Goal of the exercise - Return every entry below without altering a word.

Records for this exercise -

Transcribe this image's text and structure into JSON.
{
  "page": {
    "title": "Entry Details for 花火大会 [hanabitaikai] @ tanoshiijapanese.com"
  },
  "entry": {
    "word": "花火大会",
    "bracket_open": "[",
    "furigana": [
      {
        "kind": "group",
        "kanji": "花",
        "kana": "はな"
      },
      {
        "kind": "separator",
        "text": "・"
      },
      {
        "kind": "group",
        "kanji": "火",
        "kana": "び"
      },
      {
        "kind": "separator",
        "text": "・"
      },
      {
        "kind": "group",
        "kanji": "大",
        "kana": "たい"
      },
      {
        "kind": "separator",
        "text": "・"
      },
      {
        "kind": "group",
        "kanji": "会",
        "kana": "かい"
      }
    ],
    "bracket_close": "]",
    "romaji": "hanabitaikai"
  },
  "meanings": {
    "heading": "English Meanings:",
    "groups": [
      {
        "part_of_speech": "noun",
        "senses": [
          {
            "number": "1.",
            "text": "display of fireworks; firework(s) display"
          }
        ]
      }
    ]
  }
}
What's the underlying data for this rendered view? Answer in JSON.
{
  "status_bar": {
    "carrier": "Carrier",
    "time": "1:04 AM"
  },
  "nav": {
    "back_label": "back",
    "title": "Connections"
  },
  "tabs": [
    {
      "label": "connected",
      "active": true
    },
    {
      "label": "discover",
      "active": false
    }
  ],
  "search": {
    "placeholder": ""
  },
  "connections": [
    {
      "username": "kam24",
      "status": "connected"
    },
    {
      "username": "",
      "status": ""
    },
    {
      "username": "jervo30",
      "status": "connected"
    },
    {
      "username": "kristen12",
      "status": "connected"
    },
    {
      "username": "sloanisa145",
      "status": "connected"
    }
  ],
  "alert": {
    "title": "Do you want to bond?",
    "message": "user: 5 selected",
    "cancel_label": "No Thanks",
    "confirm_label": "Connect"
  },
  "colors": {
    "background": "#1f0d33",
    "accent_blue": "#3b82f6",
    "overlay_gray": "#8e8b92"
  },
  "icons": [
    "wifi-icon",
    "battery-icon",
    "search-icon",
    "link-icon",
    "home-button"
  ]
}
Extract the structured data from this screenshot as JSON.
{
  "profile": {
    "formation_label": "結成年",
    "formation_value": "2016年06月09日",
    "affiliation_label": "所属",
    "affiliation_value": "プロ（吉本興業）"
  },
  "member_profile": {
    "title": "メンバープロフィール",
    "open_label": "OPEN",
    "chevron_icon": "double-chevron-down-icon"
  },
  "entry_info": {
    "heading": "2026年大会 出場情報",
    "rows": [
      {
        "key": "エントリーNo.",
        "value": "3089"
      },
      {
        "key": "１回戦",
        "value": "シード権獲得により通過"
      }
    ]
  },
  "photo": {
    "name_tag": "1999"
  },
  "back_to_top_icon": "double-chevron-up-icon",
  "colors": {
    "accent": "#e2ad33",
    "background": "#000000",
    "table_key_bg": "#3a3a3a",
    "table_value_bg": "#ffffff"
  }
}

Response box -
Transcribe this image's text and structure into JSON.
{
  "page": {
    "title": "Entry Details for 花火大会 [hanabitaikai] @ tanoshiijapanese.com"
  },
  "entry": {
    "word": "花火大会",
    "bracket_open": "[",
    "furigana": [
      {
        "kind": "group",
        "kanji": "花",
        "kana": "はな"
      },
      {
        "kind": "separator",
        "text": "・"
      },
      {
        "kind": "group",
        "kanji": "火",
        "kana": "び"
      },
      {
        "kind": "separator",
        "text": "・"
      },
      {
        "kind": "group",
        "kanji": "大",
        "kana": "たい"
      },
      {
        "kind": "separator",
        "text": "・"
      },
      {
        "kind": "group",
        "kanji": "会",
        "kana": "かい"
      }
    ],
    "bracket_close": "]",
    "romaji": "hanabitaikai"
  },
  "meanings": {
    "heading": "English Meanings:",
    "groups": [
      {
        "part_of_speech": "noun",
        "senses": [
          {
            "number": "1.",
            "text": "display of fireworks; firework(s) display"
          }
        ]
      }
    ]
  }
}
What's the underlying data for this rendered view? Answer in JSON.
{
  "status_bar": {
    "carrier": "Carrier",
    "time": "1:04 AM"
  },
  "nav": {
    "back_label": "back",
    "title": "Connections"
  },
  "tabs": [
    {
      "label": "connected",
      "active": true
    },
    {
      "label": "discover",
      "active": false
    }
  ],
  "search": {
    "placeholder": ""
  },
  "connections": [
    {
      "username": "kam24",
      "status": "connected"
    },
    {
      "username": "",
      "status": ""
    },
    {
      "username": "jervo30",
      "status": "connected"
    },
    {
      "username": "kristen12",
      "status": "connected"
    },
    {
      "username": "sloanisa145",
      "status": "connected"
    }
  ],
  "alert": {
    "title": "Do you want to bond?",
    "message": "user: 5 selected",
    "cancel_label": "No Thanks",
    "confirm_label": "Connect"
  },
  "colors": {
    "background": "#1f0d33",
    "accent_blue": "#3b82f6",
    "overlay_gray": "#8e8b92"
  },
  "icons": [
    "wifi-icon",
    "battery-icon",
    "search-icon",
    "link-icon",
    "home-button"
  ]
}
Extract the structured data from this screenshot as JSON.
{
  "profile": {
    "formation_label": "結成年",
    "formation_value": "2016年06月09日",
    "affiliation_label": "所属",
    "affiliation_value": "プロ（吉本興業）"
  },
  "member_profile": {
    "title": "メンバープロフィール",
    "open_label": "OPEN",
    "chevron_icon": "double-chevron-down-icon"
  },
  "entry_info": {
    "heading": "2026年大会 出場情報",
    "rows": [
      {
        "key": "エントリーNo.",
        "value": "3089"
      },
      {
        "key": "１回戦",
        "value": "シード権獲得により通過"
      }
    ]
  },
  "photo": {
    "name_tag": "1999"
  },
  "back_to_top_icon": "double-chevron-up-icon",
  "colors": {
    "accent": "#e2ad33",
    "background": "#000000",
    "table_key_bg": "#3a3a3a",
    "table_value_bg": "#ffffff"
  }
}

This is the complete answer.